▼▼▼

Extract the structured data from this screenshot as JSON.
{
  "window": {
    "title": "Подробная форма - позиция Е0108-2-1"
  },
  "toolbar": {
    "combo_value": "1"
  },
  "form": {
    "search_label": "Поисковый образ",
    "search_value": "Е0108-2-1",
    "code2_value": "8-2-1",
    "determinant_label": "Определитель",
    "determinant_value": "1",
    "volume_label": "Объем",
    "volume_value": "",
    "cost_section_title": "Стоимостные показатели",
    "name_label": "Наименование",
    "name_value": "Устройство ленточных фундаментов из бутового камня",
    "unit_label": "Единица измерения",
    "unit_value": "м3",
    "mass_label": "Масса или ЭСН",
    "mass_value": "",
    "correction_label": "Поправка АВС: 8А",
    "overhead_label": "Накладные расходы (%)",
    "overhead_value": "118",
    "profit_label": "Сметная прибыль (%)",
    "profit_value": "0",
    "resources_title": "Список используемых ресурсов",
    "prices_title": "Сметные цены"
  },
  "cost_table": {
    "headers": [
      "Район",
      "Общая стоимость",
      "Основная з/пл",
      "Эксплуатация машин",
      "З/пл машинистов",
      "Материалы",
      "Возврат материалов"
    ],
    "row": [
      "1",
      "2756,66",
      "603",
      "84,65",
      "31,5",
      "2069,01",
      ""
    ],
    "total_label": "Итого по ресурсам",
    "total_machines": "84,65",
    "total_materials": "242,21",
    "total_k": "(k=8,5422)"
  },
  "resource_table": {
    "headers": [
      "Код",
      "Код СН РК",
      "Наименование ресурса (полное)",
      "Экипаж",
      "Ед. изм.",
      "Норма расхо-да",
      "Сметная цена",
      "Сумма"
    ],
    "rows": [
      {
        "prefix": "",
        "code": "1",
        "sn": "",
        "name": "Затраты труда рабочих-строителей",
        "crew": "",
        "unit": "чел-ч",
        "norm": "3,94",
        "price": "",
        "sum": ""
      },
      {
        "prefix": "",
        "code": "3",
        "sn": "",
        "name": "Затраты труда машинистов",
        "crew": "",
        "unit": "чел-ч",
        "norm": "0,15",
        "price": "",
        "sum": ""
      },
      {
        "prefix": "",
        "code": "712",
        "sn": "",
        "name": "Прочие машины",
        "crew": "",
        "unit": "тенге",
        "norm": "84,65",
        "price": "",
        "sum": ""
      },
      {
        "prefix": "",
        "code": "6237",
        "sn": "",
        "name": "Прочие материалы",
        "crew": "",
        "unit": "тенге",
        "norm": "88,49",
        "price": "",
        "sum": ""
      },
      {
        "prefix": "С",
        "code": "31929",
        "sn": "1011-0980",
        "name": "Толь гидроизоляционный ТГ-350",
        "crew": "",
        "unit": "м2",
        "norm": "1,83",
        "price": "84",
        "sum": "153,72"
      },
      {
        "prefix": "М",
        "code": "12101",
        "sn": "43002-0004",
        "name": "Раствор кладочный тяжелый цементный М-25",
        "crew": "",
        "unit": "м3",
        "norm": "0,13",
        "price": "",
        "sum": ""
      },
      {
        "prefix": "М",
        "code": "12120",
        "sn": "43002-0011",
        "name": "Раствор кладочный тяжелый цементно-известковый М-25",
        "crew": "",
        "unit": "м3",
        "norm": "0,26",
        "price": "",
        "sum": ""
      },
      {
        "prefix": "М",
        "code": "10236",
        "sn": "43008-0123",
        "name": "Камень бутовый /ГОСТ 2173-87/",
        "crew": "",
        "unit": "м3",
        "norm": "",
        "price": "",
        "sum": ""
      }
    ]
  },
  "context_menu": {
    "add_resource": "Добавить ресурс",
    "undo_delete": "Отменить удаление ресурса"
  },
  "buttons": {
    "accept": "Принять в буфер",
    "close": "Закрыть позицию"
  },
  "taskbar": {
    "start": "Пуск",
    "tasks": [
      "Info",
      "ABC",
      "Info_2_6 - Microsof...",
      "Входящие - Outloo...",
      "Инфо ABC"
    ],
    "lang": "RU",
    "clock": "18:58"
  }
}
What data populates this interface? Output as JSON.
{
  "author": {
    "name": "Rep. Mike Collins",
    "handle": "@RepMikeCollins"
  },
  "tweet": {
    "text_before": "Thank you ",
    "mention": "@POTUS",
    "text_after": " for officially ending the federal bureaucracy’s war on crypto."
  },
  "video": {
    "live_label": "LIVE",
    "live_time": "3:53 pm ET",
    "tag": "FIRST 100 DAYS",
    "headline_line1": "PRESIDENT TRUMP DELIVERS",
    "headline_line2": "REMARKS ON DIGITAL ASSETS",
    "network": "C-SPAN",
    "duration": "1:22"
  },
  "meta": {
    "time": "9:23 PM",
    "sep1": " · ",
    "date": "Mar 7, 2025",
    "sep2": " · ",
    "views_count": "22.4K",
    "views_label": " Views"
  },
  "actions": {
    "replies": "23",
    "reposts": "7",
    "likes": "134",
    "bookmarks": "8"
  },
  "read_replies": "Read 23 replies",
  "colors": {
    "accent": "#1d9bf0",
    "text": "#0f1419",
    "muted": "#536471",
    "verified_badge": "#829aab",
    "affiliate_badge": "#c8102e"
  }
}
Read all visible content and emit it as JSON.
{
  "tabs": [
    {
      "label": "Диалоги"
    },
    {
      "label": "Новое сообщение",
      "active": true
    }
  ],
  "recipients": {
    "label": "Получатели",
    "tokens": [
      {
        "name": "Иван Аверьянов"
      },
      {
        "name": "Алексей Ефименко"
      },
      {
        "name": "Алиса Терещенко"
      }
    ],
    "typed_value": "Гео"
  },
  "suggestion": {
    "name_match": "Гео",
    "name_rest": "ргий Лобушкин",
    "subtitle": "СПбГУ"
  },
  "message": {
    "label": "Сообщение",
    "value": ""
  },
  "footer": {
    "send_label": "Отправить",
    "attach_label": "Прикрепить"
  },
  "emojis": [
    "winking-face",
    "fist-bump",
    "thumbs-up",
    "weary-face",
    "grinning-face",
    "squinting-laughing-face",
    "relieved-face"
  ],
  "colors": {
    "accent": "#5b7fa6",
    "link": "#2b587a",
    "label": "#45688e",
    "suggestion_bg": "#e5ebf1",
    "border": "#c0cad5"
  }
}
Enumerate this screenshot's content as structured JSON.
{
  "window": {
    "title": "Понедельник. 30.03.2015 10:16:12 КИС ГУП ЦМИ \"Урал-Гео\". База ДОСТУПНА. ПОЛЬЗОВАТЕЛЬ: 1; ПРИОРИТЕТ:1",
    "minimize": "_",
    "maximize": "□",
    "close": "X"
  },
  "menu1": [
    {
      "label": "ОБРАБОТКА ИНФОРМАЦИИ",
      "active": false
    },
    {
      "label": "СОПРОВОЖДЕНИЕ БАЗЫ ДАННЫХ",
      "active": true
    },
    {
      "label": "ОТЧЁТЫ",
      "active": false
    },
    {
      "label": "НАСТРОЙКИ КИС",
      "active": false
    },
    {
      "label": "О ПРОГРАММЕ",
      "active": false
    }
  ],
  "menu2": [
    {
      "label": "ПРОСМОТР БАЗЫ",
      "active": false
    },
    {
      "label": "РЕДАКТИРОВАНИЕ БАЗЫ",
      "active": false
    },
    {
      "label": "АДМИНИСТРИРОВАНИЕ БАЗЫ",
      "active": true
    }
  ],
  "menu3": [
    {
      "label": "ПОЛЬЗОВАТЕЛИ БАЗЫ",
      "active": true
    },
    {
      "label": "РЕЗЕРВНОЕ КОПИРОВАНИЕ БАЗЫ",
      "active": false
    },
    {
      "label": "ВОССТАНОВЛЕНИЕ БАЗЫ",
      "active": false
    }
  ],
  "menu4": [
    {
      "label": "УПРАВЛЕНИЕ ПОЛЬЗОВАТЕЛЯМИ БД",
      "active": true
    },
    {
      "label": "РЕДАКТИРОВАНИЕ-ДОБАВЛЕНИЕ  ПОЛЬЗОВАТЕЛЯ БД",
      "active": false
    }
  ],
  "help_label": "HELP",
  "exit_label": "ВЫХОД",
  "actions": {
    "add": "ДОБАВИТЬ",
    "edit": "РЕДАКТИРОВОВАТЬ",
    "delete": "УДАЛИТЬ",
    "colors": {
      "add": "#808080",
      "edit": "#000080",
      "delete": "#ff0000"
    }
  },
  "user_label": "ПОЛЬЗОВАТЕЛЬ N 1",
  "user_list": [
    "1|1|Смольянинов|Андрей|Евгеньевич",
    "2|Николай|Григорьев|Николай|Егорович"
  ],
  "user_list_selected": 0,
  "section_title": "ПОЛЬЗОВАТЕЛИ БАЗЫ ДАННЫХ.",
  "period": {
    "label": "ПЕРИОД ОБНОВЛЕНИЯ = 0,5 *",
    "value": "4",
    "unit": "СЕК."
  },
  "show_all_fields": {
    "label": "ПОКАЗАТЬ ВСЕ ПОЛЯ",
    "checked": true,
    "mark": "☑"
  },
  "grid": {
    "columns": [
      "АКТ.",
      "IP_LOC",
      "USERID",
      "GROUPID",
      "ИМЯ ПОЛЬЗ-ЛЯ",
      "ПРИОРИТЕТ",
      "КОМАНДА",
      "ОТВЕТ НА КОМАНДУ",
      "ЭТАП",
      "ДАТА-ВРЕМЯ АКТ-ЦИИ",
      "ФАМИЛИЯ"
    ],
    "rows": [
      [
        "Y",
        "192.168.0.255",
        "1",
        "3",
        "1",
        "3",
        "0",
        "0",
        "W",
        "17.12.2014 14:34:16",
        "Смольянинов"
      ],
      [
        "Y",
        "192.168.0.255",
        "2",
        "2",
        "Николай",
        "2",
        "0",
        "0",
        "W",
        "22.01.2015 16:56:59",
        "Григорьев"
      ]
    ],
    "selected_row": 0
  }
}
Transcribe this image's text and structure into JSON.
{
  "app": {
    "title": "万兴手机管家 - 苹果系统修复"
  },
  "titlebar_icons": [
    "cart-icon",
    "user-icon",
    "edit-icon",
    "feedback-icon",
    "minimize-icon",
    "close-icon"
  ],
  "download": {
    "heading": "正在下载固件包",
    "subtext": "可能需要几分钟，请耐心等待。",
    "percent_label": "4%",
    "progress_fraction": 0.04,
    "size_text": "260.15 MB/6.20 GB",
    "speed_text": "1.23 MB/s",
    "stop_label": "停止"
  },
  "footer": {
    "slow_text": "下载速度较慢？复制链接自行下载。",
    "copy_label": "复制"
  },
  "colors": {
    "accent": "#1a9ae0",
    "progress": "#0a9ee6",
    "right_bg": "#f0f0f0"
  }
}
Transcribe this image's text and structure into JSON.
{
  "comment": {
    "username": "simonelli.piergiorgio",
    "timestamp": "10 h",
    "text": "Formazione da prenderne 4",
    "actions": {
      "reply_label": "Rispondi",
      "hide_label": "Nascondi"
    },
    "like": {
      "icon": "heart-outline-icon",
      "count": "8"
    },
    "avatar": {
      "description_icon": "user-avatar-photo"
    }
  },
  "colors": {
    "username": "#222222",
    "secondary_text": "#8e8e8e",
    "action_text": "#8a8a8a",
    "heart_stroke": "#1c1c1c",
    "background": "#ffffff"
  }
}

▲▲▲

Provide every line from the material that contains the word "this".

Extract the structured data from this screenshot as JSON.
What data populates this interface? Output as JSON.
Enumerate this screenshot's content as structured JSON.
Transcribe this image's text and structure into JSON.
Transcribe this image's text and structure into JSON.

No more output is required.